(SUPPLIED RECORDS)
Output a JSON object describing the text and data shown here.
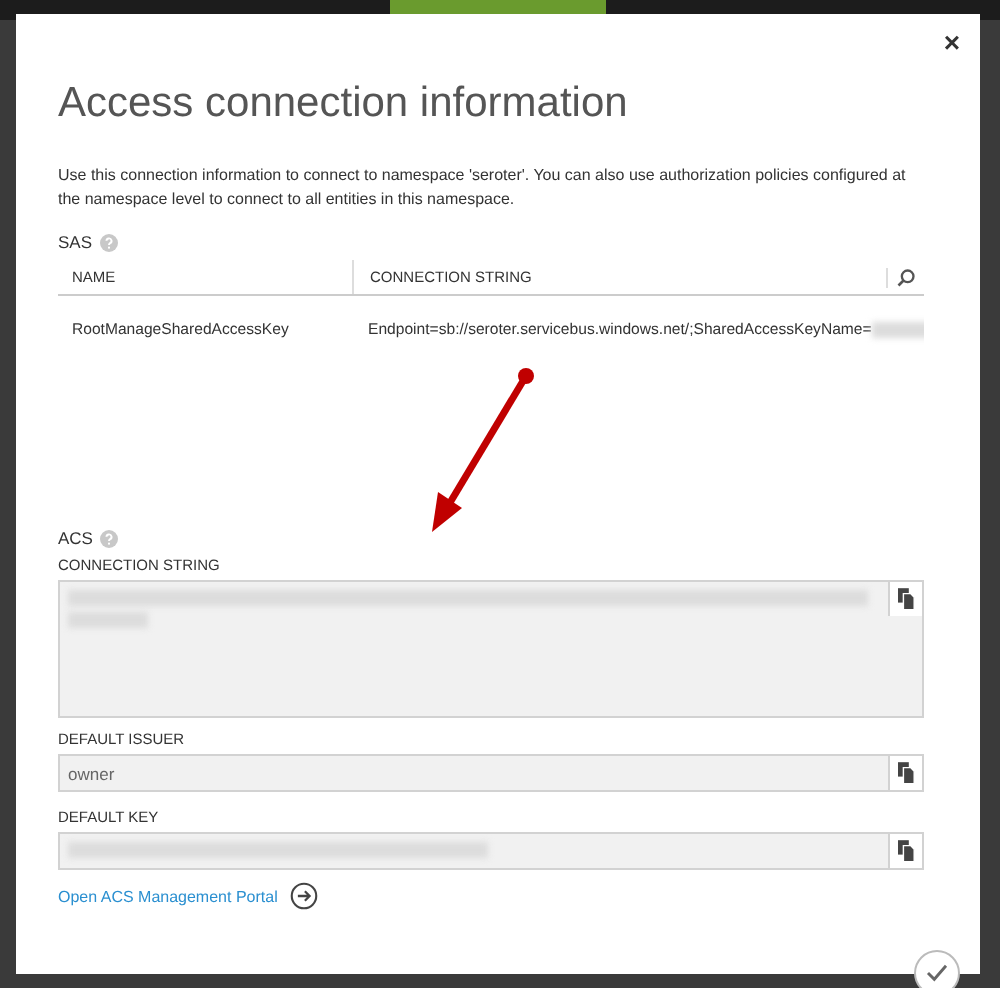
{
  "dialog": {
    "title": "Access connection information",
    "close": "×",
    "description": "Use this connection information to connect to namespace 'seroter'. You can also use authorization policies configured at the namespace level to connect to all entities in this namespace."
  },
  "sas": {
    "label": "SAS",
    "table": {
      "columns": [
        "NAME",
        "CONNECTION STRING"
      ],
      "rows": [
        {
          "name": "RootManageSharedAccessKey",
          "connection_string": "Endpoint=sb://seroter.servicebus.windows.net/;SharedAccessKeyName="
        }
      ]
    }
  },
  "acs": {
    "label": "ACS",
    "fields": [
      {
        "label": "CONNECTION STRING",
        "kind": "textarea"
      },
      {
        "label": "DEFAULT ISSUER",
        "kind": "input",
        "value": "owner"
      },
      {
        "label": "DEFAULT KEY",
        "kind": "input"
      }
    ],
    "link": "Open ACS Management Portal"
  }
}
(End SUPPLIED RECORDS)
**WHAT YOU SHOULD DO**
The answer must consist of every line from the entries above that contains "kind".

**FINISHED TASK**
        "kind": "textarea"
        "kind": "input",
        "kind": "input"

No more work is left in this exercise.